SHANGHAI: China has initiated its first standard for matchmaking services, aiming to stop illegal practices that could break the subscribers' hearts as well as cheat them out of their money.
Couples in Zhongxian village, Yongxi county, Fujian province, take wedding photos amid a gingko forest last Friday. [Xinhua]
The national standard, enacted on Tuesday, stipulates how a matchmaking agency should conduct its services, train staff and track the consequences.
"An agency should try its best to satisfy clients and keep improving its services," it says.
The standard will boost the quality of matchmaking services, which will influence subscribers' well-being and social harmony, according to the standard initiated by the Ministry of Civil Affairs.
But experts say it is just a standard, which can hardly punish any illegal practice, but may, in the long term, lead the industry to develop better.
Of more than 900 matchmaking agencies in Shenzhen, about 700 are running without a license and only 10 percent of single men and women say they would use the agencies, according to Guangzhou Daily.
Da Dan, a professor with Shenzhen University, discovered during a 15-month investigation that some agencies charge up to 1 million yuan ($147,000), only to hire people who pretend to be rich with a higher education, to meet their clients, the paper says.
Last December, a retired primary school teacher in Guzhen town, Anhui province, complained in a letter to the Shanghai Matchmaking Organization Administrative Association that he was cheated out of nearly 25,000 yuan by a matchmaking agency.

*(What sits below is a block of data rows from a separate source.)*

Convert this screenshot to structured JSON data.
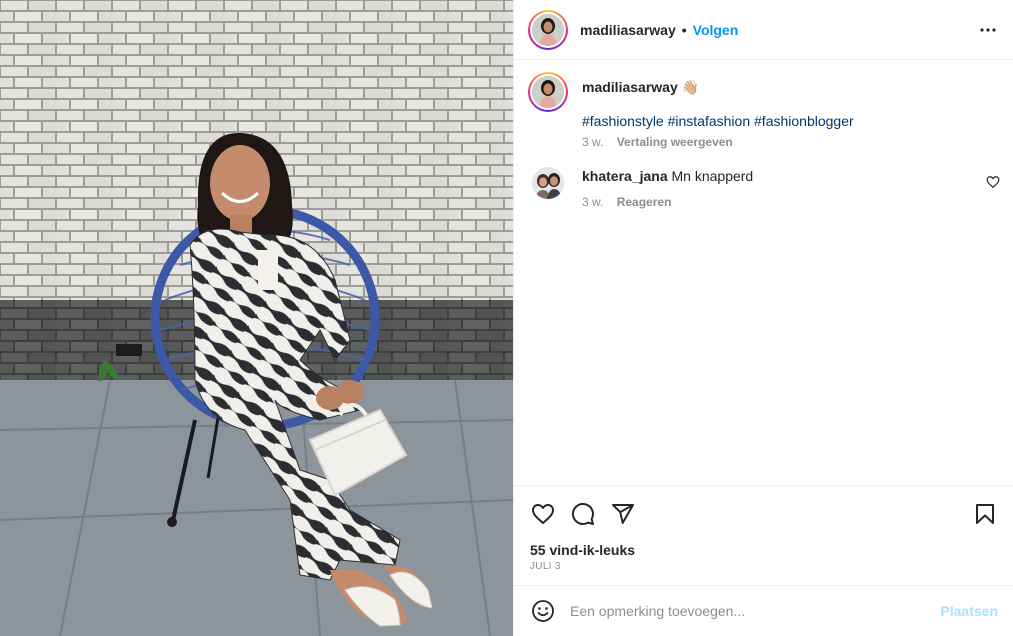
{
  "post": {
    "image_alt": "Vrouw in zebraprint outfit zittend op een blauwe stoel voor een bakstenen muur"
  },
  "header": {
    "username": "madiliasarway",
    "separator": "•",
    "follow_label": "Volgen",
    "more_icon": "more-horizontal-icon"
  },
  "caption": {
    "username": "madiliasarway",
    "emoji": "👋🏼",
    "hashtags": [
      "#fashionstyle",
      "#instafashion",
      "#fashionblogger"
    ],
    "time": "3 w.",
    "translate_label": "Vertaling weergeven"
  },
  "comments": [
    {
      "username": "khatera_jana",
      "text": "Mn knapperd",
      "time": "3 w.",
      "reply_label": "Reageren",
      "like_icon": "heart-outline-icon"
    }
  ],
  "actions": {
    "like_icon": "heart-icon",
    "comment_icon": "comment-icon",
    "share_icon": "send-icon",
    "save_icon": "bookmark-icon",
    "likes_text": "55 vind-ik-leuks",
    "date": "JULI 3"
  },
  "add_comment": {
    "emoji_icon": "smiley-icon",
    "placeholder": "Een opmerking toevoegen...",
    "post_label": "Plaatsen"
  },
  "colors": {
    "accent": "#0095f6",
    "hashtag": "#00376b",
    "muted": "#8e8e8e",
    "post_disabled": "#b2dffc"
  }
}
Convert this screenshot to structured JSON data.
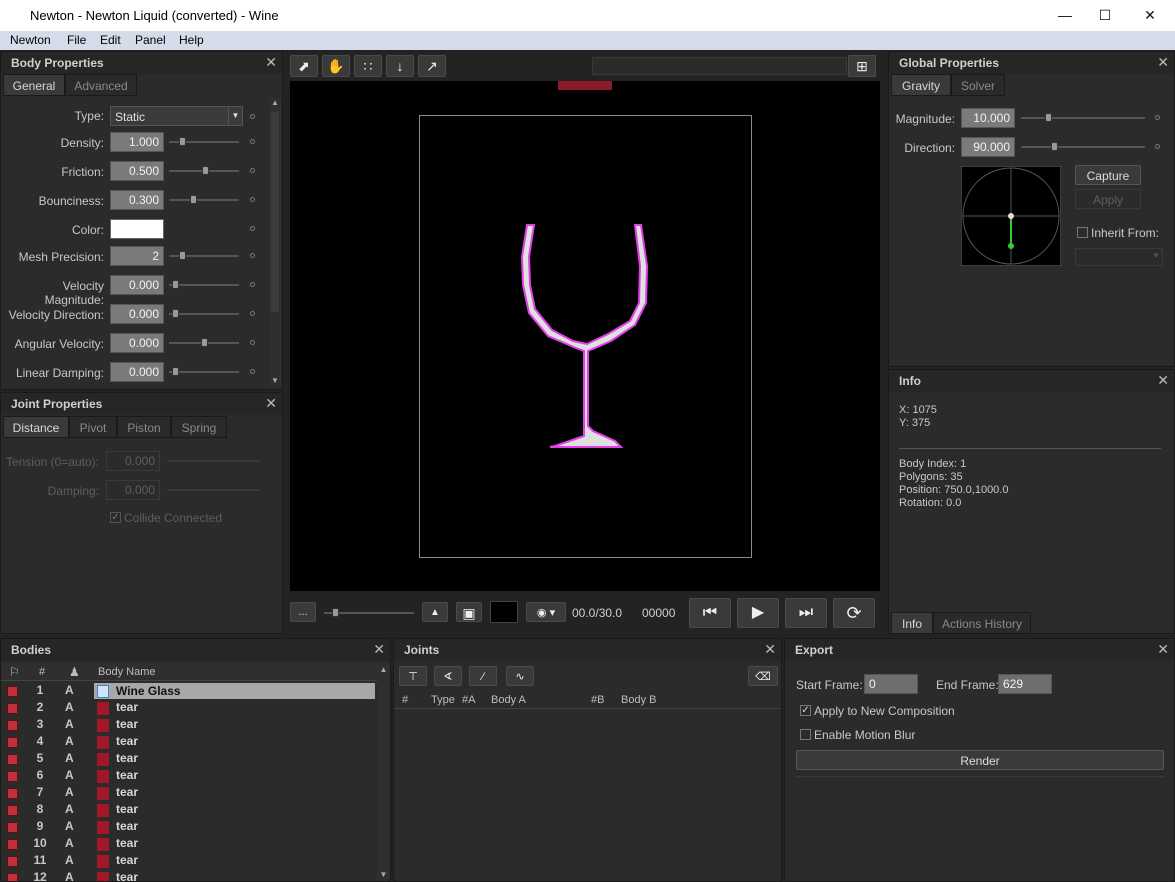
{
  "window": {
    "title": "Newton - Newton Liquid (converted) - Wine"
  },
  "menu": [
    "Newton",
    "File",
    "Edit",
    "Panel",
    "Help"
  ],
  "body_properties": {
    "title": "Body Properties",
    "tabs": [
      "General",
      "Advanced"
    ],
    "type_label": "Type:",
    "type_value": "Static",
    "density_label": "Density:",
    "density": "1.000",
    "friction_label": "Friction:",
    "friction": "0.500",
    "bounciness_label": "Bounciness:",
    "bounciness": "0.300",
    "color_label": "Color:",
    "color_value": "#ffffff",
    "mesh_label": "Mesh Precision:",
    "mesh": "2",
    "velmag_label": "Velocity Magnitude:",
    "velmag": "0.000",
    "veldir_label": "Velocity Direction:",
    "veldir": "0.000",
    "angvel_label": "Angular Velocity:",
    "angvel": "0.000",
    "lindamp_label": "Linear Damping:",
    "lindamp": "0.000"
  },
  "joint_properties": {
    "title": "Joint Properties",
    "tabs": [
      "Distance",
      "Pivot",
      "Piston",
      "Spring"
    ],
    "tension_label": "Tension (0=auto):",
    "tension": "0.000",
    "damping_label": "Damping:",
    "damping": "0.000",
    "collide_label": "Collide Connected"
  },
  "viewer": {
    "time": "00.0/30.0",
    "frame": "00000"
  },
  "global_properties": {
    "title": "Global Properties",
    "tabs": [
      "Gravity",
      "Solver"
    ],
    "magnitude_label": "Magnitude:",
    "magnitude": "10.000",
    "direction_label": "Direction:",
    "direction": "90.000",
    "capture": "Capture",
    "apply": "Apply",
    "inherit": "Inherit From:"
  },
  "info": {
    "title": "Info",
    "x": "X: 1075",
    "y": "Y: 375",
    "body_index": "Body Index: 1",
    "polygons": "Polygons: 35",
    "position": "Position: 750.0,1000.0",
    "rotation": "Rotation: 0.0",
    "tabs": [
      "Info",
      "Actions History"
    ]
  },
  "bodies": {
    "title": "Bodies",
    "headers": {
      "num": "#",
      "name": "Body Name"
    },
    "rows": [
      {
        "n": "1",
        "a": "A",
        "name": "Wine Glass"
      },
      {
        "n": "2",
        "a": "A",
        "name": "tear"
      },
      {
        "n": "3",
        "a": "A",
        "name": "tear"
      },
      {
        "n": "4",
        "a": "A",
        "name": "tear"
      },
      {
        "n": "5",
        "a": "A",
        "name": "tear"
      },
      {
        "n": "6",
        "a": "A",
        "name": "tear"
      },
      {
        "n": "7",
        "a": "A",
        "name": "tear"
      },
      {
        "n": "8",
        "a": "A",
        "name": "tear"
      },
      {
        "n": "9",
        "a": "A",
        "name": "tear"
      },
      {
        "n": "10",
        "a": "A",
        "name": "tear"
      },
      {
        "n": "11",
        "a": "A",
        "name": "tear"
      },
      {
        "n": "12",
        "a": "A",
        "name": "tear"
      }
    ]
  },
  "joints": {
    "title": "Joints",
    "headers": [
      "#",
      "Type",
      "#A",
      "Body A",
      "#B",
      "Body B"
    ]
  },
  "export": {
    "title": "Export",
    "start_label": "Start Frame:",
    "start": "0",
    "end_label": "End Frame:",
    "end": "629",
    "apply_comp": "Apply to New Composition",
    "motion_blur": "Enable Motion Blur",
    "render": "Render"
  }
}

"I found an advertisement on Northern Weekly on June 5, 2008, that said that a 35-year-old plump lady, who has obtained millions of yuan from her late husband, is looking for a husband," Shen Zhi'an wrote in the letter. After posting an 800-yuan commission, a 21,000-yuan deposit, and 2,000 yuan to keep his subscription for five years, Shen could not reach the matchmaker.
In 2004, a 34-year-old woman sued a matchmaking agency that promised to serve her until she found a husband. The agency arranged two dates for her, both of which were under her expectation.
In November 2004, Shanghai Xuhui District People's Court ruled that the agency return her service charge.
Zhou Juemin, general manager of Shanghai Jinguoyuan Matchmaking Agency, said Shanghai already has industry standards for matchmaking agencies, but illegal practices, more often with online matchmaking services, still exist.
"Most matchmakers have a low education and can hardly provide services to suit singles' needs. Most singles are unwilling to subscribe to the services," she said.